14 November 2019 at 7:45 am
One-off measures that only address financial implications will hardly be a long-term solution for the growing intensity and range of challenges facing rural communities, writes Andrew Cairns.
Drought has never been a foreign concept to those who work the land on our sunburnt country. The potential for long dries and flooding rains has always been a reality for Australian farmers, yet it would be a mistake to pretend the current challenges are normal. Droughts are lasting longer, and extreme weather events have become more frequent as a result of our changing climate. The impacts of climate change can be seen in the crops and livestock but less visible is the immense toll it takes on the mental health of rural Australians.
Climate change is an existential threat to the livelihoods of many Australians living in rural and regional areas.
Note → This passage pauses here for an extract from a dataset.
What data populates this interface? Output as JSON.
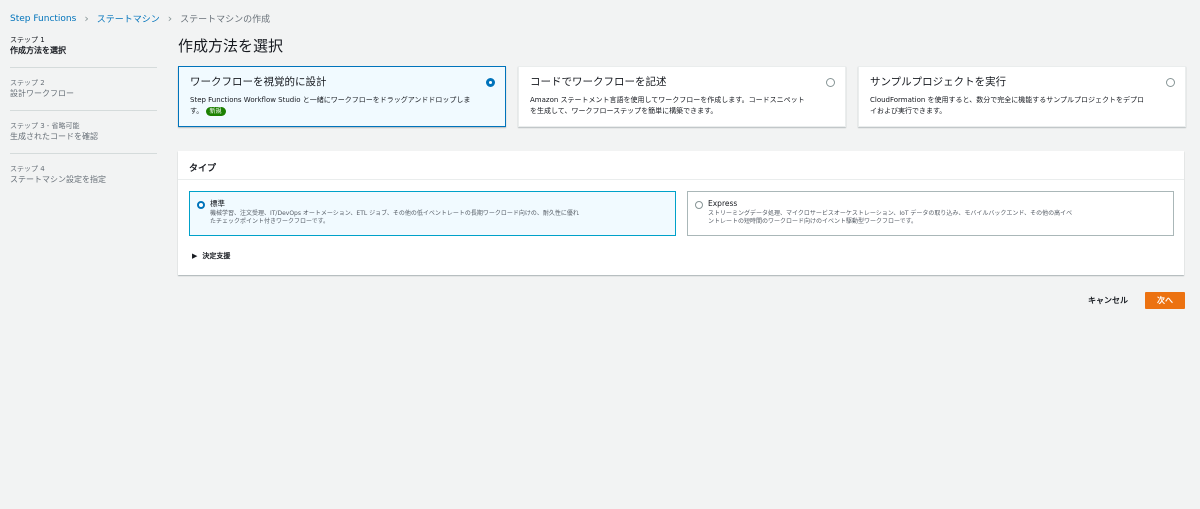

Longer droughts means extended periods of financial hardship and stress. Heatwaves can destroy crops and threaten the welfare of livestock, putting a farmer’s assets at constant risk. Changes to seasonal patterns have resulted in shorter or more sudden windows for harvesting or sowing, making it difficult to secure the necessary labour when it’s needed. Rural Queensland for example has been ravaged by fires this year only weeks after the end of winter. Many families have lost their homes to fires and the thought of it is a constant and rising fear for many others.
Financial hardship is only one of the stresses caused by climate change. It is incredibly distressing for farmers who care for their animals and livestock to see them going hungry or suffering in extreme weather. There is also emerging research indicating that one of the deepest mental health impacts on farmers is the loss or feared loss of identity and attachment to the land, as they consider giving up their farm. Similarly, the anxiety felt by many parents about the deteriorating state of our environment is likely to be felt more strongly by families in rural areas, whose lives are often tied more closely to the natural world and who plan to pass on the family farm to their children.
As you might expect, these stresses contribute to higher rates of poor mental health and suicide in regional or rural areas. According to the National Rural Health Alliance, “this is expected to surface in the form of depression and anxiety, psychological trauma and post traumatic stress, drug and alcohol abuse, social withdrawal, relationship disharmony and, in extreme cases, self-harm and suicide.” One long-term study of 30 to 49 year old males in rural NSW found that there was a 15 per cent increase in suicide during drought years. Making matters worse, mental health services are far less available in rural areas, in clear contrast to the need.
Struggles with mental health are often invisible but as a society we have started to recognise that they cannot be ignored. Particularly when we can clearly identify a clear driver of poor mental health, such as climate change. Rural communities are in desperate need so I welcome the government’s recent announcement of drought assistance – a one-off payment to come when a household is no longer eligible for support payments. I’m sure many rural families will welcome anything that eases the financial pressures, even just a little. However, one-off measures that only address financial implications will hardly be a long-term solution for the growing intensity and range of challenges facing rural communities.
The federal opposition has gone further in calling for a “war-cabinet” to tackle the drought, which may address a broader range of issues. However, much like the government response, it fails to acknowledge the role of climate change in exacerbating drought conditions.
There is simply no long-term solution to this problem without a national policy framework that adequately responds to the challenge of climate change, including its many impacts on health and mental health. As part of that, government must support civil society to make mental health services more readily available to rural communities – particularly now that technology can help overcome the tyranny of distance. The business community can also step up to support rural communities through tough times by considering where they source food and farmed materials, how much they are willing to pay, favourable credit conditions and their capacity to offer rural job opportunities.
Australians have thrived in this country’s sometimes-harsh environment through a collective sense of mateship. Now, as climate change makes it even harder for those who work the land, we need to care for each other more than ever.
About the author: Andrew Cairns is the CEO of Community Sector Banking, Australia’s banking specialists for not-for-profit organisations.